With Kitty and Damnation, a rollicking yarn with bawdy wenches, comic hi-jinks and tragic mishaps, dramatist Joseph Crilly wants to take “theatre back to the way it was before TV and cinema”. Set in 1829 against a backdrop of social and political upheaval, this is a touching exploration of the passions that drive, destruct and delude the human spirit. At its core is a moving tale of wanting to better oneself against all the odds.

There are some impressive performances. There is the charming and fiesty heroine, Kitty (Amy Molloy), an aspiring actress from the bogs of Ireland, a wannabe lothario (Shane Armstrong), the great tragedian Edmund Keane (Edward Kingham) and a motley collection of snotty, uptight Brits.

The story follows Kitty’s efforts to break onto the London stage after an inspirational encounter with Keane in Belfast. The path of true love and ambition, however, turns out to be a farcical and ultimately tragic comedy of errors.

This is a bold and entertaining new work that boasts some terrific comic set-pieces, lively banter and some strong performances. As Kean, Kingham subtly captures the actor’s grandiosity and theatricality, resisting the temptation to over-act, and Molloy makes for an engagingly plucky if slightly bonkers heroine.
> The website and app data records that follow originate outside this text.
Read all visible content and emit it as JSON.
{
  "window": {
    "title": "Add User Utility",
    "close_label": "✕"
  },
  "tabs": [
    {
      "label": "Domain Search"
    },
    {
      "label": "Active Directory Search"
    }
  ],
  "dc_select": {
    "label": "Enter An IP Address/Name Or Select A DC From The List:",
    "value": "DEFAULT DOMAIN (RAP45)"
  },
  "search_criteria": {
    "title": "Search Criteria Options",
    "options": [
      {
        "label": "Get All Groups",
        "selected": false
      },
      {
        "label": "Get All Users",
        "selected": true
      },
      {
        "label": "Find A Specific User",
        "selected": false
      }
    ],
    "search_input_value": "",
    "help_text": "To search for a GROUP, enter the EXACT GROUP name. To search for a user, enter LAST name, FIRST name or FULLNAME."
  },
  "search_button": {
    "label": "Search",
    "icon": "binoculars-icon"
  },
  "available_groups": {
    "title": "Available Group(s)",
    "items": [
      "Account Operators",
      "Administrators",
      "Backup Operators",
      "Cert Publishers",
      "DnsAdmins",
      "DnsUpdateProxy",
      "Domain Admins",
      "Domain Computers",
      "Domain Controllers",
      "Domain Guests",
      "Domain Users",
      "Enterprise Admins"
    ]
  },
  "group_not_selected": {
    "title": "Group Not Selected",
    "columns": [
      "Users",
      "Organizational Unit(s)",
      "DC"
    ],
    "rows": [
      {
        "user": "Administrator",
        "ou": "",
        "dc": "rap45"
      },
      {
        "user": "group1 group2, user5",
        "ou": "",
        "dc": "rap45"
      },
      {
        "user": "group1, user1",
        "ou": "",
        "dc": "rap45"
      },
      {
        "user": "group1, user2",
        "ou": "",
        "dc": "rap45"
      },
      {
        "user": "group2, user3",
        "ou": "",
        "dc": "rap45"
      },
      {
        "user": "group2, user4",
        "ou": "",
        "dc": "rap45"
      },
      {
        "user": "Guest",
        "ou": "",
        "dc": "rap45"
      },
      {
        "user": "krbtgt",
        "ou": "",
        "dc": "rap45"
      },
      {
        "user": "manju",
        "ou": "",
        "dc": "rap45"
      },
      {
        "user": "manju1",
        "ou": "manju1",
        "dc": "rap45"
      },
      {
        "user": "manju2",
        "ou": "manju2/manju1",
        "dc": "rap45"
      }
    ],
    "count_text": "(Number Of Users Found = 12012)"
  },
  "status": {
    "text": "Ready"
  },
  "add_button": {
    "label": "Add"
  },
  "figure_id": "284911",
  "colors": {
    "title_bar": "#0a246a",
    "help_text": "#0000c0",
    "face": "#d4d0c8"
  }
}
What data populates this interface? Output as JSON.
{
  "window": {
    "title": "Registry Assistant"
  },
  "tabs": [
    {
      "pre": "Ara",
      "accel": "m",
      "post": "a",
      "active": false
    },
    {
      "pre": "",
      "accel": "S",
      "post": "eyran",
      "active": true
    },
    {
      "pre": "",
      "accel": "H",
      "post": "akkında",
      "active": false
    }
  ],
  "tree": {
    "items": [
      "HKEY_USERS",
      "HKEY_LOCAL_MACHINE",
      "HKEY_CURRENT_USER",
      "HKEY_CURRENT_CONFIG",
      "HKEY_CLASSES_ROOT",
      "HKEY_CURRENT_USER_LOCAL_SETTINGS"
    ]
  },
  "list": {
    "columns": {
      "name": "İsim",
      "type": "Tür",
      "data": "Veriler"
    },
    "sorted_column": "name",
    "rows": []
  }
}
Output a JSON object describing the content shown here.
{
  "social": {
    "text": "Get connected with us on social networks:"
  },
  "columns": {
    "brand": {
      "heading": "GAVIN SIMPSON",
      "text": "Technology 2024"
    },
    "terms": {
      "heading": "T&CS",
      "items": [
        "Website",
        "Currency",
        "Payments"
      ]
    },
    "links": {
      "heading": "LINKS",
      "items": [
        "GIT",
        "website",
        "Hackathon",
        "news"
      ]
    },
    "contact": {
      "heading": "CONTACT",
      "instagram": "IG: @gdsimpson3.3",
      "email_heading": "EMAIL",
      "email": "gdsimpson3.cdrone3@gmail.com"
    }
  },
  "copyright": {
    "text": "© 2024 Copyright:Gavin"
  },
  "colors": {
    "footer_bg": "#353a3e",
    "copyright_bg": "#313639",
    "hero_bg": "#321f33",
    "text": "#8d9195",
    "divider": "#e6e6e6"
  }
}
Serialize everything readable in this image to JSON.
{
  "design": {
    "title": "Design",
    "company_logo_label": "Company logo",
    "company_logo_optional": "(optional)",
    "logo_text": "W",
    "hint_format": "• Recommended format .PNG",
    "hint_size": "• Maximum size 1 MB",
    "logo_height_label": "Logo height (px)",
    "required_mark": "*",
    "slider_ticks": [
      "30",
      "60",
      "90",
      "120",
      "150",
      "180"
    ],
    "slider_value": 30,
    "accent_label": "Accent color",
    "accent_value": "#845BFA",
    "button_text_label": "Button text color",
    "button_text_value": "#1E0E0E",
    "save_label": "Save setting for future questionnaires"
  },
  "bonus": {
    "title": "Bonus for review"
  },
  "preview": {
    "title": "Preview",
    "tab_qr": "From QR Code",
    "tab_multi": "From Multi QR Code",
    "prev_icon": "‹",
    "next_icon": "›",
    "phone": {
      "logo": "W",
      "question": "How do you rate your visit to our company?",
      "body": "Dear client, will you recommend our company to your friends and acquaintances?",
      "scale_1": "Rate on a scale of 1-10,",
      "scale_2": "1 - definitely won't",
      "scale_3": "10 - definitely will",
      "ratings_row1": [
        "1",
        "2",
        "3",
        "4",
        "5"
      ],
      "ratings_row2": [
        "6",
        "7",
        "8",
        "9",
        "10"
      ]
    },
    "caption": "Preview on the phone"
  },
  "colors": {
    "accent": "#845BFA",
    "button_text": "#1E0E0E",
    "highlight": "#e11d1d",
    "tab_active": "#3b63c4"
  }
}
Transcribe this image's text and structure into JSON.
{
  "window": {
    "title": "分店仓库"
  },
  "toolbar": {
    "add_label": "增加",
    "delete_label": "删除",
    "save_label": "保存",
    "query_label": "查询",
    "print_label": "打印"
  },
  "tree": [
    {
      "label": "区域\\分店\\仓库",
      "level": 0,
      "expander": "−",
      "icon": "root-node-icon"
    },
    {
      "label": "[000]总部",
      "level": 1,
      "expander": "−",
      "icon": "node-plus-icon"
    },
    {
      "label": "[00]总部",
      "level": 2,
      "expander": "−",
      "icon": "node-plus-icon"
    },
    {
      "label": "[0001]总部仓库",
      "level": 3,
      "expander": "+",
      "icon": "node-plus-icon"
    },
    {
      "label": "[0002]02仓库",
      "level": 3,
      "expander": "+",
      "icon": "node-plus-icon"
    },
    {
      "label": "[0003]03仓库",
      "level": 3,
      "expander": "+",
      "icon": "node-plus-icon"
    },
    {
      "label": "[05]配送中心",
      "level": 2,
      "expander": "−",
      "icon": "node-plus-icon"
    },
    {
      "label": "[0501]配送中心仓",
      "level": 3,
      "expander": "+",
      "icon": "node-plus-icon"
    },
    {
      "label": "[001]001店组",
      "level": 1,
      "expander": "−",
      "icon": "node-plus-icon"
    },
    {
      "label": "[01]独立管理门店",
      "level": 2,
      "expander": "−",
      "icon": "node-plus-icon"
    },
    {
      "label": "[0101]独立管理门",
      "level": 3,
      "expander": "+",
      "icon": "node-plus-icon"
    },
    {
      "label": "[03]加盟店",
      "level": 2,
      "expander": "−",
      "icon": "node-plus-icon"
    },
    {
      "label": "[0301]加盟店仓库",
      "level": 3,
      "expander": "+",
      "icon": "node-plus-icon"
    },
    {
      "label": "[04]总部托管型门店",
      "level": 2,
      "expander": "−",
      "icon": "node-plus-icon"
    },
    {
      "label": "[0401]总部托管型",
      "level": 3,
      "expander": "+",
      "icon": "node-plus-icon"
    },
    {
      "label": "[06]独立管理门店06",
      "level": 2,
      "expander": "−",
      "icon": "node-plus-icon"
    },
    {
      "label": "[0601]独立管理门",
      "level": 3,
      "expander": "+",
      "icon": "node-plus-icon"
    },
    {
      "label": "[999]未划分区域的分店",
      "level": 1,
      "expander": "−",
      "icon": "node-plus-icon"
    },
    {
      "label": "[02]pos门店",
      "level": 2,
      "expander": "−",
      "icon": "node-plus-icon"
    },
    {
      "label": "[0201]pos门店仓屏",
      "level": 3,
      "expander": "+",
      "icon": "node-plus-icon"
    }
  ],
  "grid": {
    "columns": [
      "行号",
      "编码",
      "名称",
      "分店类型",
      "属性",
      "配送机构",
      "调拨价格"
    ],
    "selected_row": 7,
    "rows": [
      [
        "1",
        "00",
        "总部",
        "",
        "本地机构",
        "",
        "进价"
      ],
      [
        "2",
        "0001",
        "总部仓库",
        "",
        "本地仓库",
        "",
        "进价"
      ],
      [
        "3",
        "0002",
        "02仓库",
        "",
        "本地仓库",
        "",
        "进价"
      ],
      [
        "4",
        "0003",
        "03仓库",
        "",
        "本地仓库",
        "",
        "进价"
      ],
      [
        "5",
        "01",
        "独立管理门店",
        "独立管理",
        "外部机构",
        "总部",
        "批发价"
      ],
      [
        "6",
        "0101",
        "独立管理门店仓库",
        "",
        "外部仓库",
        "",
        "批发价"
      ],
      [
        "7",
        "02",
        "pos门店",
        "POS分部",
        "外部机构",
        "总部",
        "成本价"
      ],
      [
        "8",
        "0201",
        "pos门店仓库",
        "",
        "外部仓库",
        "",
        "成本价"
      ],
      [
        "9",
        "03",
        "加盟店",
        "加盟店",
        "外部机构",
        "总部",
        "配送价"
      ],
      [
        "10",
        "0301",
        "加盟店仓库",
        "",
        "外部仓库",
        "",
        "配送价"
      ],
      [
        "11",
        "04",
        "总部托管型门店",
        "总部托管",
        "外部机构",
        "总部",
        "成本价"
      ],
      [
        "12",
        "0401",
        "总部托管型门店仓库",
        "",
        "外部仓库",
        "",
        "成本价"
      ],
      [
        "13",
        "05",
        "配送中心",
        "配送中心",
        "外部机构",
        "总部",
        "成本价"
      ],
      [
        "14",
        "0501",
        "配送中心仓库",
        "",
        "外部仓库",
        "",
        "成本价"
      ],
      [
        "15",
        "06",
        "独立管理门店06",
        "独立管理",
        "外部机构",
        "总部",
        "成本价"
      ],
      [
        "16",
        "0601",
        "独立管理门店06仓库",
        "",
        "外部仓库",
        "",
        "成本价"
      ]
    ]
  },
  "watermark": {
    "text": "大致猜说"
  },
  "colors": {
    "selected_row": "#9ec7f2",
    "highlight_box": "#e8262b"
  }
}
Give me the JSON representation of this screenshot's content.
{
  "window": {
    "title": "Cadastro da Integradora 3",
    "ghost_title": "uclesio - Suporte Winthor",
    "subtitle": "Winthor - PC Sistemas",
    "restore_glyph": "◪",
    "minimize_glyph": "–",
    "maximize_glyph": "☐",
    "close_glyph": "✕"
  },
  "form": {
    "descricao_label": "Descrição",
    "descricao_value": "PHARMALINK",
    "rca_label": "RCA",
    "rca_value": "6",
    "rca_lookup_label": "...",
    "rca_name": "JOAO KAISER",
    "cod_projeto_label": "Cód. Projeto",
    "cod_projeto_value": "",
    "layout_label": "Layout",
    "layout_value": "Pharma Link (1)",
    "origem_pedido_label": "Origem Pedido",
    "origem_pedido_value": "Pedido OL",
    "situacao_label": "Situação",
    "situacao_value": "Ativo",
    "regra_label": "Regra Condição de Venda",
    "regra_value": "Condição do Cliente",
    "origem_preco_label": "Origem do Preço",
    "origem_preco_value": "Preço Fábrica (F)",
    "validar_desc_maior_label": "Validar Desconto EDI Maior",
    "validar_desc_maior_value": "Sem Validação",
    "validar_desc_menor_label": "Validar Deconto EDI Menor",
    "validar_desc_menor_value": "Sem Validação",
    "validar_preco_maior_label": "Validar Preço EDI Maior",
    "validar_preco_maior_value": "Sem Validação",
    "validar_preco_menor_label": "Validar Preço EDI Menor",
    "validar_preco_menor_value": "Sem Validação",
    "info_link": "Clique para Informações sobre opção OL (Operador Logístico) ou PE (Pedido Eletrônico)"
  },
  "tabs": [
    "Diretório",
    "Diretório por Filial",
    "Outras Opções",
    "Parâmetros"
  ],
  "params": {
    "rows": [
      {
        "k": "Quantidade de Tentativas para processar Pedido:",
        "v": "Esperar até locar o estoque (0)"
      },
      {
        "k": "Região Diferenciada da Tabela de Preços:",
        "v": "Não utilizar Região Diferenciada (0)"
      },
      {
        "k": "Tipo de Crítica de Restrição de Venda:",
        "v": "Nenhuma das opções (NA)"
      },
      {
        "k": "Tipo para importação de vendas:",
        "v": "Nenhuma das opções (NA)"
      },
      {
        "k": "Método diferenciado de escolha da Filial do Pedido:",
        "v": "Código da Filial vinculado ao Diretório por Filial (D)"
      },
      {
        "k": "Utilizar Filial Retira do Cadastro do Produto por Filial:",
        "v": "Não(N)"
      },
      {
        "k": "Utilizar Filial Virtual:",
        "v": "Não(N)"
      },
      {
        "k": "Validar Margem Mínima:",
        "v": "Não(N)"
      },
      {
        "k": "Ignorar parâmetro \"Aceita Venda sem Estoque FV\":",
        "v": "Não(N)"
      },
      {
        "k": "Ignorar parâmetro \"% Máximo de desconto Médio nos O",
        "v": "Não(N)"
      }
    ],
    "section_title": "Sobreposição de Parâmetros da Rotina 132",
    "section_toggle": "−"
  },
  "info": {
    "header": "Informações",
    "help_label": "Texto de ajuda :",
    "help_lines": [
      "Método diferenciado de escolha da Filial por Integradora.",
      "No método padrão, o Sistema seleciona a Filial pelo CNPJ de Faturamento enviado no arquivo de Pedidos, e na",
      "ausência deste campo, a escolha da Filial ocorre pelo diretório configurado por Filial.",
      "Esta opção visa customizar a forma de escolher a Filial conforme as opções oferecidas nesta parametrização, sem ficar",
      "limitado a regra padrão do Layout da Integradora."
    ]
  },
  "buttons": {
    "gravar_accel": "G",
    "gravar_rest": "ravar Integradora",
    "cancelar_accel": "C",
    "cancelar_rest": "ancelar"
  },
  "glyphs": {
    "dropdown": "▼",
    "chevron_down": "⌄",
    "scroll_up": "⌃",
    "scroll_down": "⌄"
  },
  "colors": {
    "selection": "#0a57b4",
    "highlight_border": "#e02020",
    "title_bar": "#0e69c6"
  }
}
Unfortunately the first act is too lengthy and could do with cutting and the Anglo/Irish political tensions that serve as the backdrop never seem entirely relevant.

- Elizabeth Fitzherbert